Capozzi also likes what he calls the “concentration” of putting seemingly unrelated programs under one roof.

“The studio environment promotes open dialogue, conspicuous competition, camaraderie and the chance meetings that can drive innovation,” he says. “I’m reminded of how Steve Jobs designed the studios at Pixar with the restroom facilities placed at the heart of the space, so that everyone from the CEO to the custodian was likely to meet at the same place throughout the day. That facilitates the chance encounters and exchanges that can drive innovative thinking. We’re facilitating [that] here.”

Also eye-catching is the 80-seat tiered classroom, decked out with the capability to host live or streaming conferences.

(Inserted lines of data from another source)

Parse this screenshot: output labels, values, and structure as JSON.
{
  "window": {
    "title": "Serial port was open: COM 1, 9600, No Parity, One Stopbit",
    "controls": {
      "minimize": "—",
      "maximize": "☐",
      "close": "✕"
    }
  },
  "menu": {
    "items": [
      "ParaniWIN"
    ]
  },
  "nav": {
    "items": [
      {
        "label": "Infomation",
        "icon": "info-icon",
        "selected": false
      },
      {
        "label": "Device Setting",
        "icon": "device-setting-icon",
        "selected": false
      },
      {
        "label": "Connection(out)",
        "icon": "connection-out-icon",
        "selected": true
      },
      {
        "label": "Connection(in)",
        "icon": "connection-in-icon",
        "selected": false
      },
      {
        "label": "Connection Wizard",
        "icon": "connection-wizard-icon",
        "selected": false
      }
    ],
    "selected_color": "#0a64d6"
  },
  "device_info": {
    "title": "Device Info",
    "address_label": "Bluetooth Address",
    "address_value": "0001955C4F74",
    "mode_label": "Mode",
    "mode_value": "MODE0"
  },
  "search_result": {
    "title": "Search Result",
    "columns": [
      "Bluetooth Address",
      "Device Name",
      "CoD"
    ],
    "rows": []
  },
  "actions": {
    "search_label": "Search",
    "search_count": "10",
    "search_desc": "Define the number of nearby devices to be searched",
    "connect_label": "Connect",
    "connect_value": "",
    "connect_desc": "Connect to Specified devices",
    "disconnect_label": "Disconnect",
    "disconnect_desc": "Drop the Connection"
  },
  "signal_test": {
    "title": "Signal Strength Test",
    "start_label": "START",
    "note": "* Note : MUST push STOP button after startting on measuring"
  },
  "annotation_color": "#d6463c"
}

Among the other gee-whiz aspects of the rehabilitation – in addition to the design by Pape, Cole and Associates of Norfolk – may not be obvious to the casual observer, and that’s its LEED designation.

LEED – the acronym for Leadership in Energy and Environmental Design – is a rating system for designing, constructing and operating “green” buildings.

Workers went to great lengths to recycle packing cardboard, plastics and even ripped-out concrete.

New windows and doorframes at the Innovation Center were created from old beams taken from the same building.

The Center’s Chief Financial Officer Patty Nelson (no relation) says the Tobacco Commission was keen on LEED (especially by this being an energy center). And despite the up-front expense, Nelson is “shocked” by the lower electrical and water bills – roughly 50 percent less than the main building.

(She hasn’t analyzed the statistics carefully yet, and she concedes that so far there are fewer people in the building, but there are also big, energy-siphoning machines – and still the bills are better.)

Tommy Nelson points to the four tanks on the roof catching rainwater. That so-called gray water is then used in the Innovation Center’s toilets and for irrigating its landscaping.

Pretty neat for an abandoned 100-year-old tobacco warehouse that was once, in Tommy Nelson’s words, “awful.”

Paid for with $6 million in Tobacco Commission funds plus $4 million in historical tax credits, local contractors McDannald Construction and J.E. Burton Construction worked their magic on the renovation.

So the total remodeling job – kind of an understatement given the decrepitude of the building – was about $10 million, according to Patty Nelson.

To outfit the place – with about $1.3 million in equipment – about $400,000 in advanced manufacturing equipment (paid for by the Halifax Education Foundation) was transferred over from the main building; a Community Development Block Grant contributed $700,000; one USDA grant chipped in $50,000; another USDA Rural Development grant chipped in $150,000.

The first classes were held there last fall.

The Higher Ed Center this year is serving 4,500 individual students from 16 counties – an astounding reach, to Tommy Nelson. While it is not a community college itself, it is larger than 60 percent of Virginia community colleges.

Tommy Nelson chuckles, remembering that when the forerunner to the Higher Ed Center moved to an old Lowe’s store across from the high school, surely everyone thought that was ample space. When it moved to its main 70,00-square-foot building, that seemed cavernous. Now, the 46,000-square-foot addition gives the main building breathing room, “But I’m pretty sure we’ll need new space here” eventually, he predicts.

Open house is 2-5 p.m. Sunday; visitors who complete the tour will be placed in a drawing for an Apple iPad 3, a Kindle Touch, gas cards and gift cards to local restaurants and businesses. Young people and children are welcome.